Element data from apps and pages -
[Start of section]

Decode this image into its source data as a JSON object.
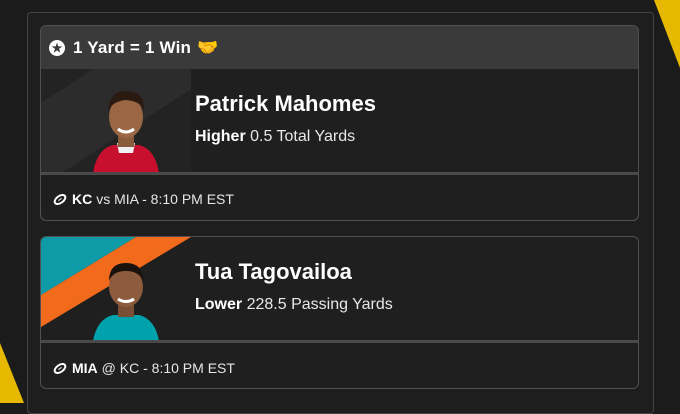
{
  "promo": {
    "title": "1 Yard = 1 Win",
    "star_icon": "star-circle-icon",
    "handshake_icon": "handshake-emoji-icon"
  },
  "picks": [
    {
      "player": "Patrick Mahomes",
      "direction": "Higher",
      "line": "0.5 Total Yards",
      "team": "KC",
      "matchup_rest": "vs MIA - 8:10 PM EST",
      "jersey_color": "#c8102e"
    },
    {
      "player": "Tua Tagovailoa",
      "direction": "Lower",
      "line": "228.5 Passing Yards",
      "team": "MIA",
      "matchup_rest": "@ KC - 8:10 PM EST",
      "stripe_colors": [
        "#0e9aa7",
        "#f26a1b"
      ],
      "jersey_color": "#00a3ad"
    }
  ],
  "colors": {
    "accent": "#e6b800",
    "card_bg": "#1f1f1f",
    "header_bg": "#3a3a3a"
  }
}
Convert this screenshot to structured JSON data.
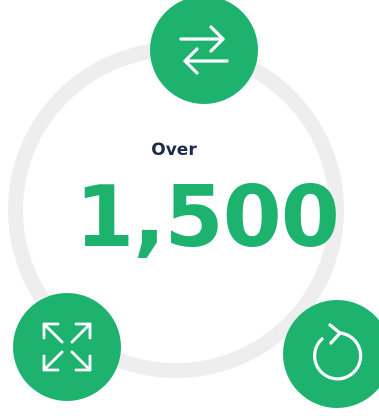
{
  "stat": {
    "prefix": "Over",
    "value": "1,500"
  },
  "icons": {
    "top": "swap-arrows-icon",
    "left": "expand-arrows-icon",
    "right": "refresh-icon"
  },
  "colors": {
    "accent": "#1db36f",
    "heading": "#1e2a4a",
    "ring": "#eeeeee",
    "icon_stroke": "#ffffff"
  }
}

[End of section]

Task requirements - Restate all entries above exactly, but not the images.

Result of this task -
Decode this image into its source data as a JSON object.
{
  "promo": {
    "title": "1 Yard = 1 Win",
    "star_icon": "star-circle-icon",
    "handshake_icon": "handshake-emoji-icon"
  },
  "picks": [
    {
      "player": "Patrick Mahomes",
      "direction": "Higher",
      "line": "0.5 Total Yards",
      "team": "KC",
      "matchup_rest": "vs MIA - 8:10 PM EST",
      "jersey_color": "#c8102e"
    },
    {
      "player": "Tua Tagovailoa",
      "direction": "Lower",
      "line": "228.5 Passing Yards",
      "team": "MIA",
      "matchup_rest": "@ KC - 8:10 PM EST",
      "stripe_colors": [
        "#0e9aa7",
        "#f26a1b"
      ],
      "jersey_color": "#00a3ad"
    }
  ],
  "colors": {
    "accent": "#e6b800",
    "card_bg": "#1f1f1f",
    "header_bg": "#3a3a3a"
  }
}
Convert this screenshot to structured JSON data.
{
  "stat": {
    "prefix": "Over",
    "value": "1,500"
  },
  "icons": {
    "top": "swap-arrows-icon",
    "left": "expand-arrows-icon",
    "right": "refresh-icon"
  },
  "colors": {
    "accent": "#1db36f",
    "heading": "#1e2a4a",
    "ring": "#eeeeee",
    "icon_stroke": "#ffffff"
  }
}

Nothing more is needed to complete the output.